Car Trivia of the Week: 3 Things You Didn’t Know About the Toyota Wigo
Updated on September 23 2023
The Toyota Wigo belongs to the top-selling list of used and repossessed cars at Automart, and that’s hardly surprising. The Wigo represents the very essence of an agile, affordable, and fun-to-drive small car. Equipped with a small three-cylinder engine and a choice between a five-speed manual or four-speed automatic transmission, the Wigo is an ideal second car or a worthy choice for first-time drivers.
Despite the Wigo’s popularity among Filipino buyers, there are a couple of interesting facts that only a few car lovers know about Toyota’s small hatchback. Here are the top 3 things you didn’t know about the Toyota Wigo.
Top 3 Toyota Wigo Facts
1. The Wigo is not a Toyota.
You read it right. Even though Toyota brought the Wigo nameplate to Philippine shores in 2013 to compete with the Mitsubishi Mirage hatchback, it’s not actually a Toyota to the core. Instead, it has the DNA of fellow Japanese automaker Daihatsu.
Toyota became a significant shareholder in Daihatsu in 1967 and increased its stake in the company from 16.8-percent to 33.4-percent in 1995. By 1998, Toyota has a 52.1-percent share in Daihatsu. And by 2016, Daihatsu became a wholly-owned subsidiary of Toyota.
Quick fact: Did you know the Toyota Rush is also a Daihatsu? The Rush first entered the Japanese market in 1997 under a different name: Terios. Want more Rush trivia? The first-generation Terios or Rush replaced the Daihatsu F300 Series Rocky (also known as the Feroza three-door compact SUV).
2. The Wigo is sold with a more potent 1.2-liter four-cylinder engine.
The Toyota Wigo is available with a larger and more potent 1.2-liter four-cylinder engine in Indonesia (Toyota Ayga/Daihatsu Ayla) and Vietnam (Toyota Wigo). Producing a healthy 87 horsepower and 77 pound-feet of torque, the four-cylinder motor, as expected, has more oomph than the three-cylinder engine we get in the Philippines.
The local Toyota Wigo has a 1.0-liter three-cylinder gasoline engine pumping out 66 horsepower and 65 pound-feet of torque. On the other hand, the Mitsubishi Mirage also has a three-cylinder engine, but the Mirage has more power and torque than the Wigo’s three-cylinder mill. The Mirage has a 1.2-liter three-cylinder engine with 77 horsepower and 74 pound-feet of torque.

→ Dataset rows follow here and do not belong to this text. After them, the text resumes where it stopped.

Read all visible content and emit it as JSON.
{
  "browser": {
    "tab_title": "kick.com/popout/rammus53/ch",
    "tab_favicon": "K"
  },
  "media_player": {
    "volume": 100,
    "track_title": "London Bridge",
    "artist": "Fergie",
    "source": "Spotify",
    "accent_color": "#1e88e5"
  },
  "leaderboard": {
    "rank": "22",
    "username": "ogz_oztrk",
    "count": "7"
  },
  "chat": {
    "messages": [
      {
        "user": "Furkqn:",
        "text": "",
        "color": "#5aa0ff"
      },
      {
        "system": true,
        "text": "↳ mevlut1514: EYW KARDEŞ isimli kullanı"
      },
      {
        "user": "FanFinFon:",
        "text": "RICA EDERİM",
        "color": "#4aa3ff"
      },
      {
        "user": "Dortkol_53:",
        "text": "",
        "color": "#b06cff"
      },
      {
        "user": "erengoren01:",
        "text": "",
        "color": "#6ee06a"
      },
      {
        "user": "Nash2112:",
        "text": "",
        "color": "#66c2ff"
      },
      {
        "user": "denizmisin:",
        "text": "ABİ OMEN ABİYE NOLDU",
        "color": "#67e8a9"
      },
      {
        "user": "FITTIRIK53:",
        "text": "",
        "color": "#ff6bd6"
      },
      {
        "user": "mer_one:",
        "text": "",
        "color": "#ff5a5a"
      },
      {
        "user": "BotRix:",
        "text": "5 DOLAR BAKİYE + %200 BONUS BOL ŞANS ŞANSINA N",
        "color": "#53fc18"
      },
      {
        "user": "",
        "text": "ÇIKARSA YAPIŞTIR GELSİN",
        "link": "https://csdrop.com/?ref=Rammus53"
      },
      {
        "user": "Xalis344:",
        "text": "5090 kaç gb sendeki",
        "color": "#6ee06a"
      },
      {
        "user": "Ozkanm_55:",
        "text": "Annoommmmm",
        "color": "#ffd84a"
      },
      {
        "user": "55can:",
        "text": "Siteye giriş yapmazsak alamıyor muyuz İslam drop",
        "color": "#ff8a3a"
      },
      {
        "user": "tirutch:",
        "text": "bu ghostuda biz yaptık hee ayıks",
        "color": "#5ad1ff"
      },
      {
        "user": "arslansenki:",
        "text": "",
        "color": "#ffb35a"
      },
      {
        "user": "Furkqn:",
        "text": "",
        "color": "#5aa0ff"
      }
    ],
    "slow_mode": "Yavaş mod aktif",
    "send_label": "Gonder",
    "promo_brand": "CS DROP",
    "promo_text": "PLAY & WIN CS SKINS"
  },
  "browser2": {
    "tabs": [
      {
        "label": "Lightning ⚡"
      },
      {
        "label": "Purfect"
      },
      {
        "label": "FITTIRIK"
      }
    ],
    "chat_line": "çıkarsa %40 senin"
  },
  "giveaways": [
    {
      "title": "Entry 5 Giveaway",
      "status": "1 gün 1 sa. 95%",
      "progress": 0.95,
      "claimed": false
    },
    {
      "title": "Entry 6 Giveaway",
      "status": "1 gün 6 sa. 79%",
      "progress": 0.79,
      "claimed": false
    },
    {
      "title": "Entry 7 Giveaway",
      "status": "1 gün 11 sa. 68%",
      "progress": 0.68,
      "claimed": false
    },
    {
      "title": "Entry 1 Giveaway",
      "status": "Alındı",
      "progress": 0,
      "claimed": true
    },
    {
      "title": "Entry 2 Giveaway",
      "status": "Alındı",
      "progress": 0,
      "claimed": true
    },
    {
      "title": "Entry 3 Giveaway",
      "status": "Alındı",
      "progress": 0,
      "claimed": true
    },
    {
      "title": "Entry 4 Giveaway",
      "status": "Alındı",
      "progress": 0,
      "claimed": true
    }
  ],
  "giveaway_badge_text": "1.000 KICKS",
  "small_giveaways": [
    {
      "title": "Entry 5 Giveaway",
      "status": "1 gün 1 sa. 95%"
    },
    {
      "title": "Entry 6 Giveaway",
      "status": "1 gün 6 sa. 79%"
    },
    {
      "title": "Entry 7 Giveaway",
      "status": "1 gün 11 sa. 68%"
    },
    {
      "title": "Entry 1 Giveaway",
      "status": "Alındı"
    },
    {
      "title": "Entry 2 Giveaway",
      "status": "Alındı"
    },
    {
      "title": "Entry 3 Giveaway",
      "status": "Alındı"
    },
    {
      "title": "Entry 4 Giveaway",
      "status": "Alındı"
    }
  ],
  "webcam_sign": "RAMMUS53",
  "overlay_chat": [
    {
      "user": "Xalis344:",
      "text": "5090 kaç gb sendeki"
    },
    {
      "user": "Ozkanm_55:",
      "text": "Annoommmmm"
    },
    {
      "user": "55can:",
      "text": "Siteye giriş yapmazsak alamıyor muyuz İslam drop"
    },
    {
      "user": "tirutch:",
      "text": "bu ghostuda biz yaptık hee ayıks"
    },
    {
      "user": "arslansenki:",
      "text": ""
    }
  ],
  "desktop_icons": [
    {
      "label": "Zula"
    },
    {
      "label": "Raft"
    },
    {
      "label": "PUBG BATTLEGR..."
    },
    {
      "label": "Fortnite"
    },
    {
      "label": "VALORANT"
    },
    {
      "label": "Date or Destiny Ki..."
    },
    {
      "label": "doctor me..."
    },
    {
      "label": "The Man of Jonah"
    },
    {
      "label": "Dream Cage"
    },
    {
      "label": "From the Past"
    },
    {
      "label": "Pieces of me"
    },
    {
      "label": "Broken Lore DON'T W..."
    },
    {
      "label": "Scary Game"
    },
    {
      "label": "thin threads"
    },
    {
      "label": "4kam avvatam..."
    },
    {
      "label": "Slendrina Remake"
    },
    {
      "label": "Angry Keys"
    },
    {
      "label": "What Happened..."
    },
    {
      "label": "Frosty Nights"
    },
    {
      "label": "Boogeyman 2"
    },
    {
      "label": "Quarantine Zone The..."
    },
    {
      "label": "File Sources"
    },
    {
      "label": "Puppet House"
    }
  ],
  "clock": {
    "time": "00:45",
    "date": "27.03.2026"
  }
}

Based on the numbers, the Wigo’s larger four-cylinder engine is a better match to the Mirage’s three-cylinder power unit. However, the smaller engine achieves 15.2 km/L in city driving and up to 24.2 km/L on the highway – part of why Toyota insists on not bringing the larger four-cylinder engine to the Philippine-spec Wigo.
3. Toyota/Daihatsu made a Wigo Concept with a turbocharged engine.
Even before Mitsubishi and Ralliart New Zealand unleashed the Mirage Evolution concept in 2021, Toyota and Daihatsu came up with the Ayla Turbo Concept, a one-off model based on a production Wigo hatchback.
Under the hood, it gets the bigger 1.2-liter four-cylinder engine with modified pistons and a new turbocharger. It now has 200 horsepower to play with, which is a lot for a car weighing less than 900 kilograms. Exterior-wise, the Ayla Turbo Concept has unique side skirts, a deep chin spoiler, and lightweight plexiglass windows. Underneath, it has AP racing brakes, special alloy wheels wrapped in Achilles semi-slick tires, and lowered suspension.
Like the Mirage Evolution Concept, the Ayla Turbo Concept will probably remain as concept cars for now. Given that Toyota is busy reinvigorating its image with the GR Supra and GR Yaris, a hardcore and turbocharged Wigo (GR Wigo, anyone?) will definitely strike a chord for enthusiasts looking for a fast Wigo out of the box.
Small Car, Big Features
The Toyota Wigo is well-loved by the motoring public for a multitude of reasons. It may only have a three-cylinder engine, but it has enough power to climb Baguio and Tagaytay without penalizing fuel economy.
The compact and quirky hatchback design offers enough room for a small family and light cargo. Finally, it is one of the most affordable practicars (practical cars) in the market, especially if you buy a used or repossessed Toyota Wigo.